In the world of themed entertainment, the flip side of a perfectly realized authentic reality is the labor it takes to maintain it. A second prong of the new post-Covid normal that kept emerging at the trade summit: staffing shortages. Covid saw many temporary and seasonal attractions employees whom the industry relies on depart for more stable, year-round jobs. Retaining a largely temporary staff is a broader issue, though, as many of these employees don’t see a path to a permanent industry job with consistent pay increases. As one IAAPA member put it to me: “If you really want the churro lady to be there for twenty years, it needs to be a career.”
Over the course of the summit, I heard the industry referred to, alternately, as the smile business, the fun business, and the memory-making business.
For its part, the industry claims it has rethought the career ladder and the employee experience (pivoting from solely “focus[ing] on the visitor experience,” per another IAAPA expo), broadened its recruitment efforts, offered new employee incentives, and raised wages. According to the Chamber of Commerce, in 2022, Six Flags Fiesta Texas upped their hourly wage to $15, while SeaWorld San Antonio offered $1,000 bonuses for new hires. A recent job fair for SeaWorld San Diego lists base wages at $16.30 an hour for the main park, and $15.50 at sister park Sesame Place in nearby Chula Vista, with variously free admission, scholarship opportunities, and other perks. According to MIT’s Living Wage calculator, which accounts for basic needs and all taxes, an individual would need a $22.61 hourly wage to support themselves in San Diego County. And SeaWorld San Diego was sued in a class-action over alleged unpaid wages during 2020 layoffs.
Wages notwithstanding, the industry’s long-term solutions to staffing are more ominous, and involve expanding or replacing their existing labor pool with more immigrant workers and minors. IAAPA’s North America Public Affairs arm is currently lobbying Congress for immigration reform, tracking bills that would expand J-1 summer work visas and H-2B visas for temporary workers. IAAPA also recently praised mounting efforts by states, including Ohio, Iowa, and Utah, to increase the number of hours children under eighteen can work. In Connecticut, legislation is pending that would allow fourteen- and fifteen-year-olds to work more “non-hazardous” jobs in attractions (they’re already permitted to work in hotels and as caddies on golf courses).
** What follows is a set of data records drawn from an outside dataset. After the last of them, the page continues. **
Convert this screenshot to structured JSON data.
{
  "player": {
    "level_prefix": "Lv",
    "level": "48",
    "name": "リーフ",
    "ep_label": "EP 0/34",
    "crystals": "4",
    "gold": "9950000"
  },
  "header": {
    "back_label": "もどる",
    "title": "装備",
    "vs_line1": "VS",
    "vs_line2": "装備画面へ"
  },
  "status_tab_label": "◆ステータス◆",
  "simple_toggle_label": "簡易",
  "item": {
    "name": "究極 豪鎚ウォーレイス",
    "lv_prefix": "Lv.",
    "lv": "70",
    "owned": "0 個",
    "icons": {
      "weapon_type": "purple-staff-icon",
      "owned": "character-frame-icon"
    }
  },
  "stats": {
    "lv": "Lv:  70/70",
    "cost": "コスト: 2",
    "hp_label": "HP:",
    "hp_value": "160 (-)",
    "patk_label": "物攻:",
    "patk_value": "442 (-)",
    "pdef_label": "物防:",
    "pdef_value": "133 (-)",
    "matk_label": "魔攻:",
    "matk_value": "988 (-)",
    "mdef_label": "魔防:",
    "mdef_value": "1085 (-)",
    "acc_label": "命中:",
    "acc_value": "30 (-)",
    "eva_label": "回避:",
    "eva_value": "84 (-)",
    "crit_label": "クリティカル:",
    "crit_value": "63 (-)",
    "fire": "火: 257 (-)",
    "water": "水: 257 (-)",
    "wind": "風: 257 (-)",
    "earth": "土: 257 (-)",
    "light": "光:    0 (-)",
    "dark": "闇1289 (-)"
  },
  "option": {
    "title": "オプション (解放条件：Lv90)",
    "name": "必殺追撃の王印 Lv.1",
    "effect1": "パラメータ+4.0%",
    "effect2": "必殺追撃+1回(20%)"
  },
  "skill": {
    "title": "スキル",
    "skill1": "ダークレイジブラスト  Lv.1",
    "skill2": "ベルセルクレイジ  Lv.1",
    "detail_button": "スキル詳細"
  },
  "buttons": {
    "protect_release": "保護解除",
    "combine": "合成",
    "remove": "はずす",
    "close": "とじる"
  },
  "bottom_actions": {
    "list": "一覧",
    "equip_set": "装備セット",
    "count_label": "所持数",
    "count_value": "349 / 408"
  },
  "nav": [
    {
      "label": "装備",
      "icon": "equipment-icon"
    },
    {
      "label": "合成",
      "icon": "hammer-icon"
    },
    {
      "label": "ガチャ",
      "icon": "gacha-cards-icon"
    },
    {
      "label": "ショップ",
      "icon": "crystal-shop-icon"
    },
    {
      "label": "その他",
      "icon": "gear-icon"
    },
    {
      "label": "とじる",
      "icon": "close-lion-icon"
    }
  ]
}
Labor remains at the heart of the industry mythos. Attractions, travel, and tourism are perhaps the last sectors of American life from which one expects good service, or service at all. And an irreplaceable part of the experience—reified and newly valued post-Covid—is a person there, smiling and responding to you in real time, even if the smile really belongs to Minnie Mouse. The industry asserts that authentic material reality is where the magic lies, and yet, the key is also making that material reality frictionless.
To cap off day three in San Diego, the trade summit headed to Belmont Park, a historic amusement park in Mission Beach. In the industry, Belmont Park is an outlier, since it’s an amusement park located on a public beach with no gated entry—“open world” in the terminology of video games. To compensate, the park has bought up 80 percent of the businesses along the beachfront, often with no unified logos or signage to indicate to the visitor they’re in Belmont Park. The most well-known attractions, both from the original 1925 park, include a wooden rollercoaster called the Giant Dipper and the Plunge, an indoor public pool and gym (formerly the world’s largest saltwater pool, where the locker room scene of Top Gun was filmed). But our tour also took us to a rooftop sushi bar, an oceanside taqueria and concert venue, and a draft house—all meant to transition seamlessly between “lifestyle, leisure, food,” as the park’s operations director told us. This may be the dream, the most authentic experience of all: to live in a theme park without even realizing it.